The students don’t realise how risky this is. If you walk in to a half-hour exam, face a grumpy examiner who asks you a bunch of esoteric questions to find out how “clever” you are, and then gives you a poor grade because you concentrated on the wrong thing, you are going to have failed 900 hours of your time (30 credit points, 30 hours per credit point). That is half a year’s full time work (“full-time work” in Germany is about 1800 hours, although it used to be less). That used to happen all the time in the traditional system and is hard to avoid also as an examiner with benign intent, but a student at that time could go away and come back a month later, or six months later, and make good. In the new system, there generally won’t be the time for that.
Fifth prediction: there will continue to be complaints about assessment. This will not be sorted out to everyone’s satisfaction. But students won’t disrupt university events because of it, because it is too esoteric and the political “smashers-up” won’t be motivated.
I conclude with a point that personally means a lot to me. As a faculty, we have worked together hard to put together this new system for our students. We did it intelligently (maybe intelligence is an emergent property ) by tasking an enthusiastic Private Docent with designing the whole new courses of study out of the existing offerings and implicitly promising him we would do whatever he asked (including decide promptly, when he asked for a decision). Miraculously, this worked, and we rewarded him appropriately. We have six new Bachelor’s-Master’s courses of study and to my mind they are all coherent. We have a published module handbook with 150 modules representing over 300 individual courses in it, regularly updated. Did we do it for ourselves? Hell, no. I’d rather be giving a half-dozen half-hour exams a semester and spend my time on my research, as I did before, rather than assessing each of 80-120 pieces of student work per semester, filling in the assessment forms, and fighting with my colleagues as to which form of assessment is appropriate. We did it and do it, we put in this time and effort, because we think, rightly or wrongly, that it is better for the young people who come to us to learn.
It would be nice if this goodwill could be recognised during negotiations. I would be deliriously happy if everyone who came to us for education loved every course and got straight A’s (or 1,0’s as it is here). It has never happened in the history of the world and won’t happen here.

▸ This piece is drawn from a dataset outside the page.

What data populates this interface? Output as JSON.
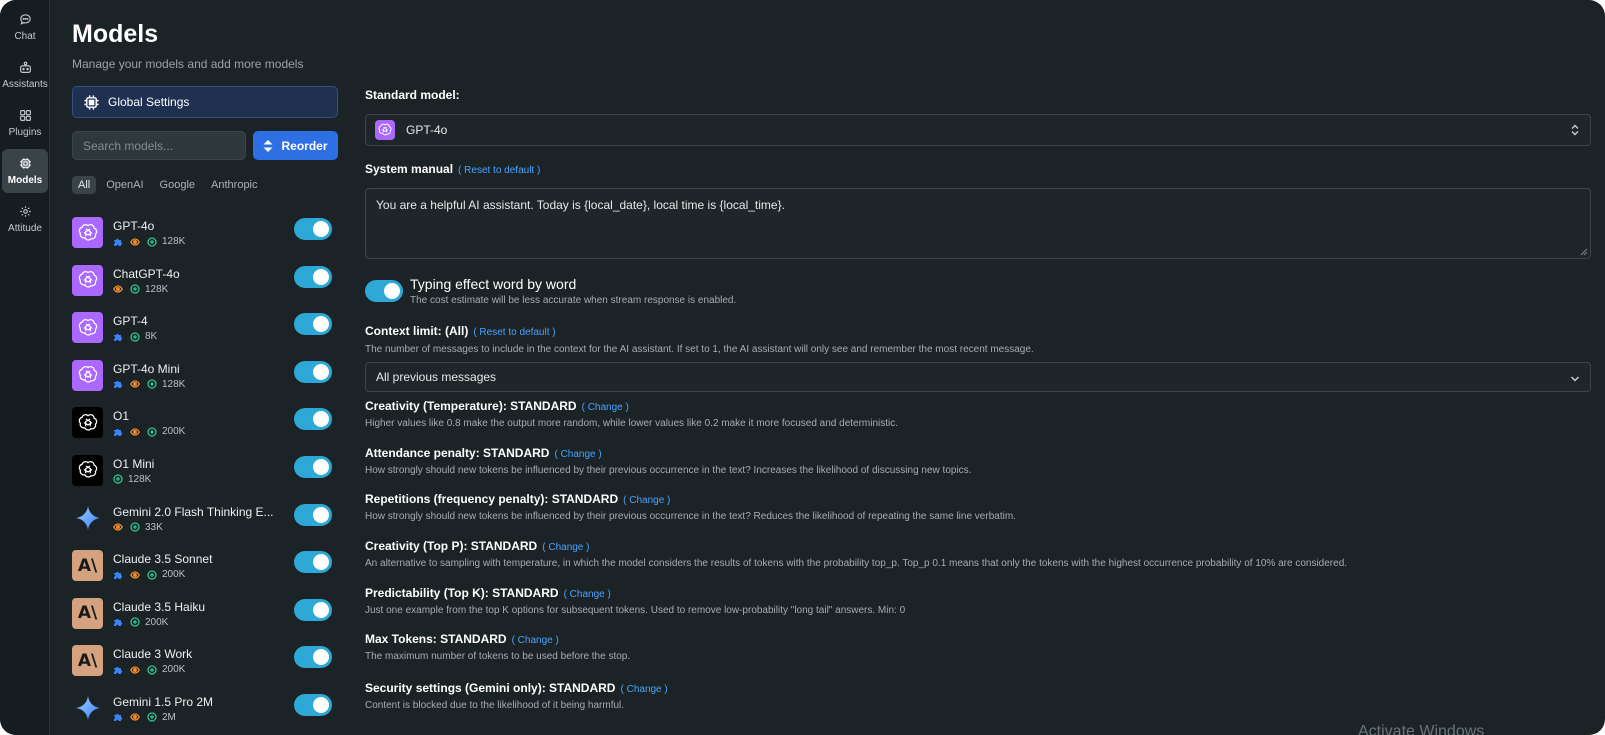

We have to do well by the failures as well as by the successes, and this is very much harder. As shown, for those who have not had enough of this by now, in this essay.